Angular acceleration is inversely proportional to mass.

## What is the relationship between torque and angular velocity?

Torque is inversely proportional to the angular velocity.

## What is the relationship between torque and angular momentum?

The turning effect of a force is called Torque. The angular momentum of the body is defined as the moment of momentum about the axis of rotation. The relation between Torque & angular momentum is L=ατω

## Is angular acceleration constant?

Strategy. Since the angular velocity varies linearly with time, we know that the angular acceleration is constant and does not depend on the time variable. The angular acceleration is the slope of the angular velocity vs.

## What is the best definition of angular acceleration compared to linear acceleration?

Angular acceleration α is the rotational equivalent of linear acceleration. While linear acceleration describes the rate of change of linear velocity, angular acceleration is the rate of change of angular velocity ω. Angular acceleration is defined in SI units of radians-per-second squared .

## What causes angular acceleration?

Torque is a measure of the force that can cause an object to rotate about an axis.

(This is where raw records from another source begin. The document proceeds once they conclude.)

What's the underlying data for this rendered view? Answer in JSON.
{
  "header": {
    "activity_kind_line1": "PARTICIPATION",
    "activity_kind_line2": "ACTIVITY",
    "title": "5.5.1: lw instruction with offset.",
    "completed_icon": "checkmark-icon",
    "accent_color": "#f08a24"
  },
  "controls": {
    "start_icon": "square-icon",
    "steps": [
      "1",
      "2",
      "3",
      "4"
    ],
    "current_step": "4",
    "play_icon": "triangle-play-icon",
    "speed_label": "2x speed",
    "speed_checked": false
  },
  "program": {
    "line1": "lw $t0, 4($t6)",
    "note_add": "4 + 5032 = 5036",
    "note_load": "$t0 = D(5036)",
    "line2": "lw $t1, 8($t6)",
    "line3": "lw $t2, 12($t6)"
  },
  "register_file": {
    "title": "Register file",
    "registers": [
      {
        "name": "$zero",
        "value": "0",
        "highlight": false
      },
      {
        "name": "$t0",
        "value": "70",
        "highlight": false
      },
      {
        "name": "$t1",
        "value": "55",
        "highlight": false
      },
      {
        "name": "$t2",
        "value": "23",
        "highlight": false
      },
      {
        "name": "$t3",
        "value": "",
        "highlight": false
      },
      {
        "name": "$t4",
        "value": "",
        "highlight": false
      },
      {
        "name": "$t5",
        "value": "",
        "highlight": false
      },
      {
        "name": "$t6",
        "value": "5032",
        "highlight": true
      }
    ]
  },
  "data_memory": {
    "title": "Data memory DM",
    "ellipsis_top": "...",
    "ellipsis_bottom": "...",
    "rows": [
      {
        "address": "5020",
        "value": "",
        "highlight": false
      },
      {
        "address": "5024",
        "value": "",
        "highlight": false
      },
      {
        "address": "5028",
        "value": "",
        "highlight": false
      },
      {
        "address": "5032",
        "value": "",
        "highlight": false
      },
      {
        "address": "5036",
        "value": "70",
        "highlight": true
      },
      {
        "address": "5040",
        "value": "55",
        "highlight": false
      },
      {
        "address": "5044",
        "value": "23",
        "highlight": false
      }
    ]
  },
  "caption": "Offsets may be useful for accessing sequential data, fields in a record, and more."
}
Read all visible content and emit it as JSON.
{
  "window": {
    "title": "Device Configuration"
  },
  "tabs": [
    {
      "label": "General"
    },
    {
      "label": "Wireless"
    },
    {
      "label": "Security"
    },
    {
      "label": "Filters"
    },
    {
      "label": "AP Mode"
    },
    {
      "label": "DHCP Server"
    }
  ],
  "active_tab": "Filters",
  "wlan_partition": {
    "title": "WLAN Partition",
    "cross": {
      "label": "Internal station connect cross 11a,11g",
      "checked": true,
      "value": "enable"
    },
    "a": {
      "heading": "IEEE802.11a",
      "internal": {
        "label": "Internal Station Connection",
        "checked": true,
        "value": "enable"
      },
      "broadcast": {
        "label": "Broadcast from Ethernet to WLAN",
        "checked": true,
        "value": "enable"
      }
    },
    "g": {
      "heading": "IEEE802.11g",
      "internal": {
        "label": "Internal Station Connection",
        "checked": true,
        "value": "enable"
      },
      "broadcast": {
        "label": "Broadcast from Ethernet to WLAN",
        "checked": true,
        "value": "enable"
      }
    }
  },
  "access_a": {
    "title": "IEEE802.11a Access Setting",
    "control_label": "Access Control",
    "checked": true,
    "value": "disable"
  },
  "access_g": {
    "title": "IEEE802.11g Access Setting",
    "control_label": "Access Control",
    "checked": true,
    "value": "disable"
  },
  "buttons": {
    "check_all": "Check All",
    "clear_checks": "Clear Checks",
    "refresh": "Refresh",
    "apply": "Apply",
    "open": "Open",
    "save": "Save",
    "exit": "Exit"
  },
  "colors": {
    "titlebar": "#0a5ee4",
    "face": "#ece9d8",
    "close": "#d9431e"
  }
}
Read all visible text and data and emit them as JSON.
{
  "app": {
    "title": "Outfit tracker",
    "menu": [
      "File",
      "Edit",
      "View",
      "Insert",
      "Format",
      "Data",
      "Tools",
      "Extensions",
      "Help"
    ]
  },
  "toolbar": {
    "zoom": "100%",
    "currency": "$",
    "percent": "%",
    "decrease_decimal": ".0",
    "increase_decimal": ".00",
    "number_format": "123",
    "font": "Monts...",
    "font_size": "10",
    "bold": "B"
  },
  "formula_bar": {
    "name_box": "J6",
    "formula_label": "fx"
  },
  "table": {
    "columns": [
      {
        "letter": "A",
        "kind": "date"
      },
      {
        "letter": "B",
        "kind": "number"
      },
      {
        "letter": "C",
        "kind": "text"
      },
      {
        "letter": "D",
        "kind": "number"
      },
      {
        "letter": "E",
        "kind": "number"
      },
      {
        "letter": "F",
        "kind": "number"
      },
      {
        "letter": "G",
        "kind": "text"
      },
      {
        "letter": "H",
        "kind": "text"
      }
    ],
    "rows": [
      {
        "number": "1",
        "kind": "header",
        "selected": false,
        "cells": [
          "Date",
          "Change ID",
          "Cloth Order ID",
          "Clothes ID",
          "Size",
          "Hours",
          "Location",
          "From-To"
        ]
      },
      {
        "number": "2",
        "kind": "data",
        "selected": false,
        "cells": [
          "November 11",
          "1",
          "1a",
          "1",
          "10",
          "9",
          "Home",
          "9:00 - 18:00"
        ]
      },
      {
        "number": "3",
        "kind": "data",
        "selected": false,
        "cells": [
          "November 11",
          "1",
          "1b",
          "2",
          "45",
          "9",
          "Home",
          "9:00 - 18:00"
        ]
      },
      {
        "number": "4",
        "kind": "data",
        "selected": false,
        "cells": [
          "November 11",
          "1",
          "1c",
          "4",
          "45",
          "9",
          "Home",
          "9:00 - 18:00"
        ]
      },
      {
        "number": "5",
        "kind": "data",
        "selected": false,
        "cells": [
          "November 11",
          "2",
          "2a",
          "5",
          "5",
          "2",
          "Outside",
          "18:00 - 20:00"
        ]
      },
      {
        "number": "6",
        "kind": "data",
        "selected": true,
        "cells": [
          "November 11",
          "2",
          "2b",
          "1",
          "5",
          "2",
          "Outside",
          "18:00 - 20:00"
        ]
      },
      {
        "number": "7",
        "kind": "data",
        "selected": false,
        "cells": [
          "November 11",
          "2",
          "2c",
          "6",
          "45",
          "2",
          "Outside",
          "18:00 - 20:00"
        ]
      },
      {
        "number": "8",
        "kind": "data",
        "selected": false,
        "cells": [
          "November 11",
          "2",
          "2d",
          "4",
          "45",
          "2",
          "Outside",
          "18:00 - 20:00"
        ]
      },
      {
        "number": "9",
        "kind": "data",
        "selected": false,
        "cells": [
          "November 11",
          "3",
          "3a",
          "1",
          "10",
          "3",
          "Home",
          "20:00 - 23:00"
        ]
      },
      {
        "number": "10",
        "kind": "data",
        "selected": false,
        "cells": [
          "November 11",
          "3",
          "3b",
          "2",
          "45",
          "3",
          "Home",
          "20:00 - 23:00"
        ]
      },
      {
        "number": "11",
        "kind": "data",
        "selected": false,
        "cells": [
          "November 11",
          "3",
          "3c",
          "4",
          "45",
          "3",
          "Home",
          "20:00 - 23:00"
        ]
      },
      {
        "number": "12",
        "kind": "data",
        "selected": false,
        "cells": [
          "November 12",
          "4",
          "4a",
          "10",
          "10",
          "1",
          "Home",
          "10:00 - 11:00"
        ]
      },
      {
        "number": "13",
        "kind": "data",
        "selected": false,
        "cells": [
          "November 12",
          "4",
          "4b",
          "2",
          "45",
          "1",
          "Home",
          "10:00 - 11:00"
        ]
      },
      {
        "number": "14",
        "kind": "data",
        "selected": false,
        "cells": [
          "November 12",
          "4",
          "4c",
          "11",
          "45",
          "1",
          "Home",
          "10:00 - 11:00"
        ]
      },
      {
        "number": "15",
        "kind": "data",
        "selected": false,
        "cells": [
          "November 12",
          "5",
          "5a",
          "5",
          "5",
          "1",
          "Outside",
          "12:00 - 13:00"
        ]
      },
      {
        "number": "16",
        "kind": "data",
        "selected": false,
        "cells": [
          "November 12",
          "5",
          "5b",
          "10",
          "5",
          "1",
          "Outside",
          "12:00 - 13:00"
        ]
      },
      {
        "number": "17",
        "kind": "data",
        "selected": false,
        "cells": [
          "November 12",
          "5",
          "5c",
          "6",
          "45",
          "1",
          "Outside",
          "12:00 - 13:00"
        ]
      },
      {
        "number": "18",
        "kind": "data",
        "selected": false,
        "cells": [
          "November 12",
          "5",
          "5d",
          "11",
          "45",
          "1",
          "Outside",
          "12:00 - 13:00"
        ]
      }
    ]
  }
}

Just as force is what causes an object to accelerate in linear kinematics, torque is what causes an object to acquire angular acceleration.

## What is angular velocity in simple terms?

In physics, we define angular velocity as follows: Angular velocity is the vector measure of the rotation rate, which refers to how fast an object rotates or revolves relative to another point. In simple words, angular velocity is the time rate at which an object rotates or revolves about an axis.

## What is angular velocity Short answer?

Angular velocity is the rate of velocity at which an object or a particle is rotating around a center or a specific point in a given time period. It is also known as rotational velocity. Angular velocity is measured in angle per unit time or radians per second (rad/s).

## What is linear acceleration in simple words?

Linear acceleration. The rate of change of velocity without a change in direction; e.g., when the speed of an aircraft increases while flying a straight pathway.

## What is the relation between angular and linear velocity?

From the knowledge of circular motion, we can say that the magnitude of the linear velocity of a particle travelling in a circle relates to the angular velocity of the particle ω by the relation υ/ω= r, where r denotes the radius. At any instant, the relation v/ r = ω applies to every particle that has a rigid body.

## What is the magnitude of angular acceleration?

The magnitude, or length, of the angular acceleration vector is directly proportional to the rate of change of angular velocity, and is measured in radian s per second squared (rad/s 2 or rad · s -2 ).

## Is moment of inertia and angular acceleration same?

In Newtonian rotational physics angular acceleration is inversely proportional to the moment of inertia of a body. You can think of the moment of inertia as the ability to resist a twisting force or torque. The angular momentum of a solid object is just Iω where ω is the angular velocity in radians per second.

## Is torque directly proportional to angular acceleration?

“Angular acceleration of an object is directly proportional to the net torque acting on it and inversely proportional to its rotational inertia.”